*PROVIDED RECORDS*:
★ ★ ★ ★
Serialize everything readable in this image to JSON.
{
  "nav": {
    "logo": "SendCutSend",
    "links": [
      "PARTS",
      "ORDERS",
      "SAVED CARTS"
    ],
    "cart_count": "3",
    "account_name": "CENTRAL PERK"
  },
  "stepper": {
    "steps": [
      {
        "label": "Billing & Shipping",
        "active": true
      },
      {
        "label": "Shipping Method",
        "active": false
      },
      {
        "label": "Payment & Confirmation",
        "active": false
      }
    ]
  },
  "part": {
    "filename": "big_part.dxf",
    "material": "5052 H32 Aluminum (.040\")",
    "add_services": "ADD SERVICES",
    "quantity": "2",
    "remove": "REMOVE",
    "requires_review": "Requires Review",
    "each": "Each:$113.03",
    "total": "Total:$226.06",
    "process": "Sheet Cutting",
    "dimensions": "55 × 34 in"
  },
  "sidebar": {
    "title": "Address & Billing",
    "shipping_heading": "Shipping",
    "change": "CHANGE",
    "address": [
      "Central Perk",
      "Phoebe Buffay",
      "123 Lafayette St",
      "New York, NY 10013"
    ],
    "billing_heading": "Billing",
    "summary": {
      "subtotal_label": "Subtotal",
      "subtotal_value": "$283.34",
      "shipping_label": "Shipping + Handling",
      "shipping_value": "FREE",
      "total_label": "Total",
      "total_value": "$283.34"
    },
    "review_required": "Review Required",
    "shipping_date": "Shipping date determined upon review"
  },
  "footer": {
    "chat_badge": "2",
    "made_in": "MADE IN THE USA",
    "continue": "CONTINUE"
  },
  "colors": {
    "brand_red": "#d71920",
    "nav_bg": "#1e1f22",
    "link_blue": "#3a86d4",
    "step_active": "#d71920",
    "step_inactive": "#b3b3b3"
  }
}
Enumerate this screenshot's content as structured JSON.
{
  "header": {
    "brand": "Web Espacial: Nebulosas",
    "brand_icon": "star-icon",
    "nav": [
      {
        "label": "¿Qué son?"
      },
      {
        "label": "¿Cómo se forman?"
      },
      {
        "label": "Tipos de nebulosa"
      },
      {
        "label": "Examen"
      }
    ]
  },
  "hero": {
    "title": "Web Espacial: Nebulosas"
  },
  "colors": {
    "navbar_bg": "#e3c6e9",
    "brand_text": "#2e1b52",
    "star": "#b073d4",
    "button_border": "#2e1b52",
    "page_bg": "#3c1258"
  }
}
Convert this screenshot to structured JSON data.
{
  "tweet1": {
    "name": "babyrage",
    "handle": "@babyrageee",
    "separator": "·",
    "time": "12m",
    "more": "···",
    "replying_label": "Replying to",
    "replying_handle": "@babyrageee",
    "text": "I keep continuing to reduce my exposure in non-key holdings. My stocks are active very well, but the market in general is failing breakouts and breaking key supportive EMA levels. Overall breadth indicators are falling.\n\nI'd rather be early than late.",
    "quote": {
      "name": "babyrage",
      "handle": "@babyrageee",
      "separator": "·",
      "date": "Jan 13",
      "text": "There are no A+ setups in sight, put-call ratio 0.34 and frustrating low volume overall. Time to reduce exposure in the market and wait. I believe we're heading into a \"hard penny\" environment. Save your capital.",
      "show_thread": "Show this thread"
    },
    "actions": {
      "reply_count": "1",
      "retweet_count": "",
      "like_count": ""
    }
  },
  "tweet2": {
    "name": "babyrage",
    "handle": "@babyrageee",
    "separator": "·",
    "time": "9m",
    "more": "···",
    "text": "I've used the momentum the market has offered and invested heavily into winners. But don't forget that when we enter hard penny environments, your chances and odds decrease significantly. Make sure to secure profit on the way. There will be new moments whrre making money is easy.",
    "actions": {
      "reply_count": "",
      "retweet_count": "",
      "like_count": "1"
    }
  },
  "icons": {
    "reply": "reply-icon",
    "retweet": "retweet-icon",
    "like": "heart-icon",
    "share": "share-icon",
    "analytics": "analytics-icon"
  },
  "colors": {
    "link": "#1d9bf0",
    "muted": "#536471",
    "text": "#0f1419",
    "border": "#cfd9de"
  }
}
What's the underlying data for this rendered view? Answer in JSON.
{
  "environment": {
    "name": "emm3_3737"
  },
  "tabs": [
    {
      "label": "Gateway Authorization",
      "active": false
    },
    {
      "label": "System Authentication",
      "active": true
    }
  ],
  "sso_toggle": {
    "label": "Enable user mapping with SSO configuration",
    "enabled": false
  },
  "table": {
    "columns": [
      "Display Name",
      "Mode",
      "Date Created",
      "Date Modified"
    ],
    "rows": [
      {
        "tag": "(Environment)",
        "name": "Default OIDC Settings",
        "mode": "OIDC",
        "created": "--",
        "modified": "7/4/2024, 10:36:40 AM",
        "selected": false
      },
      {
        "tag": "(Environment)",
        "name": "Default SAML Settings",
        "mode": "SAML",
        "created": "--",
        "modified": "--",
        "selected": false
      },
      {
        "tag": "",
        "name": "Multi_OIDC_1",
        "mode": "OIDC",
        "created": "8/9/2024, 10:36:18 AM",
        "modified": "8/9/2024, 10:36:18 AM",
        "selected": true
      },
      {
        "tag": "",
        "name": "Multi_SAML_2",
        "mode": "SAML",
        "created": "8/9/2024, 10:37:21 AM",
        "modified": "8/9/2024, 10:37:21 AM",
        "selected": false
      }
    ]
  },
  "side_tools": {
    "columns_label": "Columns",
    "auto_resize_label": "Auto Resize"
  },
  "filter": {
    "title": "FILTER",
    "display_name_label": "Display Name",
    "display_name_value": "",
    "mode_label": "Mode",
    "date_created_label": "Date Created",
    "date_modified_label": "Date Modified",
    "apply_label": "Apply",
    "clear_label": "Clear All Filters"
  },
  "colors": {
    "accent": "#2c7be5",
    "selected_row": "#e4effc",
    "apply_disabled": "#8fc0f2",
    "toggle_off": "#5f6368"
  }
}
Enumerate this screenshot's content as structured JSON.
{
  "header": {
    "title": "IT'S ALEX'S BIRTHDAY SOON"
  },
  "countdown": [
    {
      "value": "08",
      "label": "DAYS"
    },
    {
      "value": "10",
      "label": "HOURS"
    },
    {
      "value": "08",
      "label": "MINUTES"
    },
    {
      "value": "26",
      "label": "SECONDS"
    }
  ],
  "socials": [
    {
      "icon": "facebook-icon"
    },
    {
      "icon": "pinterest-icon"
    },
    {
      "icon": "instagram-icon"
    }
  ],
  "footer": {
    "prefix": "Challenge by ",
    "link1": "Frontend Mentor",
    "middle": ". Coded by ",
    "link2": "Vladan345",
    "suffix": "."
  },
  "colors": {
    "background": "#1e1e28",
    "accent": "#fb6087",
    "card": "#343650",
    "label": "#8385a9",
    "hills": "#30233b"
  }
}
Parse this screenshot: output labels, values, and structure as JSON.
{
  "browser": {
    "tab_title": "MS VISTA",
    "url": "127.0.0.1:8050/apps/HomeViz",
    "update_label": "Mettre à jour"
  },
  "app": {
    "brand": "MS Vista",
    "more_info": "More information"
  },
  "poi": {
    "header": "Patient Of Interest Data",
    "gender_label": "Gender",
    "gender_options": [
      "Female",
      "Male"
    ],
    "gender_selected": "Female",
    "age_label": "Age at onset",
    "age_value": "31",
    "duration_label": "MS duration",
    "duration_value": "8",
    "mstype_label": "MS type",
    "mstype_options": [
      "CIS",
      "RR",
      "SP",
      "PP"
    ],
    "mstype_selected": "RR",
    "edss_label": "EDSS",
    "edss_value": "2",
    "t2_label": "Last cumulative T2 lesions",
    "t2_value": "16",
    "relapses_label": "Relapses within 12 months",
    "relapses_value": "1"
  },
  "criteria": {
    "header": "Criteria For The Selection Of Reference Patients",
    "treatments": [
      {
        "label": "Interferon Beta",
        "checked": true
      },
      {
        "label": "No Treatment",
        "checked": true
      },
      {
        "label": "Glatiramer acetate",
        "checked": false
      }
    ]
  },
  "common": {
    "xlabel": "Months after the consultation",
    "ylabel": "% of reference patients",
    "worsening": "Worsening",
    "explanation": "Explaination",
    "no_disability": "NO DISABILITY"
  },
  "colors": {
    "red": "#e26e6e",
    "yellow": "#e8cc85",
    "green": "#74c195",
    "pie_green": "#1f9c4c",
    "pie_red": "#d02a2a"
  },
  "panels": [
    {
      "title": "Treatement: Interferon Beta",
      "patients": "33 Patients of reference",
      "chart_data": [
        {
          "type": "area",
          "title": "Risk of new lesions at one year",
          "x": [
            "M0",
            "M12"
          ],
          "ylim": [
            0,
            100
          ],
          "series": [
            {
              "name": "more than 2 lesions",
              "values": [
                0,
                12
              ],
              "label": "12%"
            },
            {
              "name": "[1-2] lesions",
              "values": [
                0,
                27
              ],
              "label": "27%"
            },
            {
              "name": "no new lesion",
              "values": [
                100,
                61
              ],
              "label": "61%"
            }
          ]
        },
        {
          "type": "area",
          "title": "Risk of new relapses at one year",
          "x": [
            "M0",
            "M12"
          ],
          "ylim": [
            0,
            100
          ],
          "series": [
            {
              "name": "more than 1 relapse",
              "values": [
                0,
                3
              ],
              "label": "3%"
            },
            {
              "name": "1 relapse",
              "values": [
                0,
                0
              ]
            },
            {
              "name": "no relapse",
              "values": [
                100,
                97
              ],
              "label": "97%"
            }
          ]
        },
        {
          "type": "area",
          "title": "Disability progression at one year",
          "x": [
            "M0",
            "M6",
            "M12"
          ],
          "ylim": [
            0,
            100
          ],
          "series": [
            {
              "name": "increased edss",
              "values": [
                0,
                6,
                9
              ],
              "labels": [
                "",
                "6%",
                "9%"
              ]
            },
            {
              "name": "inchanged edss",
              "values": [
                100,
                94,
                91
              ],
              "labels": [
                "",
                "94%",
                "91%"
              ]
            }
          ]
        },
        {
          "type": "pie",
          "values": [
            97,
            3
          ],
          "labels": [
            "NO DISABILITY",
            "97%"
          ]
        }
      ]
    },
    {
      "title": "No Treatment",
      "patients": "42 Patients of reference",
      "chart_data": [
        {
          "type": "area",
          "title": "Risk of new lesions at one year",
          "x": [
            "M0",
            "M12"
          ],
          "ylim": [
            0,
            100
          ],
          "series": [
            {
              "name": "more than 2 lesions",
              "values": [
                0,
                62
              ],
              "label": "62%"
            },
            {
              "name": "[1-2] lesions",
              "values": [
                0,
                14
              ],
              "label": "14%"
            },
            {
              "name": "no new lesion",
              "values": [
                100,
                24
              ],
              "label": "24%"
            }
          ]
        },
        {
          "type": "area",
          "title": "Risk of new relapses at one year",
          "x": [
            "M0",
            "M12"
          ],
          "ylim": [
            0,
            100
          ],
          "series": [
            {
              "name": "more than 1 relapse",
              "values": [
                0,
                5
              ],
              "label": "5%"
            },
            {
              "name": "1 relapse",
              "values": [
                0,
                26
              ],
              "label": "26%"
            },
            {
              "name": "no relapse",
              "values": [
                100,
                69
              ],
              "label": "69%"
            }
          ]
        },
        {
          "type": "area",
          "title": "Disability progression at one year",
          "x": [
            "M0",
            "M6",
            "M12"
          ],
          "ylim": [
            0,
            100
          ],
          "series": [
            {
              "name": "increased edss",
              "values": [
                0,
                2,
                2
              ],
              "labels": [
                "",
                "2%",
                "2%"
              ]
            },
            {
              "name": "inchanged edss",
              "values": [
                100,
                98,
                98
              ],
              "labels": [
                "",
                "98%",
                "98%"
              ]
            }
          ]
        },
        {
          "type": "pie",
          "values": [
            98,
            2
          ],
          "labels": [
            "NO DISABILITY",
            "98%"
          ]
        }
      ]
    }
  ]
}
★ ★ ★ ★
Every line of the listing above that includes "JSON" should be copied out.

Serialize everything readable in this image to JSON.
Enumerate this screenshot's content as structured JSON.
Convert this screenshot to structured JSON data.
What's the underlying data for this rendered view? Answer in JSON.
Enumerate this screenshot's content as structured JSON.
Parse this screenshot: output labels, values, and structure as JSON.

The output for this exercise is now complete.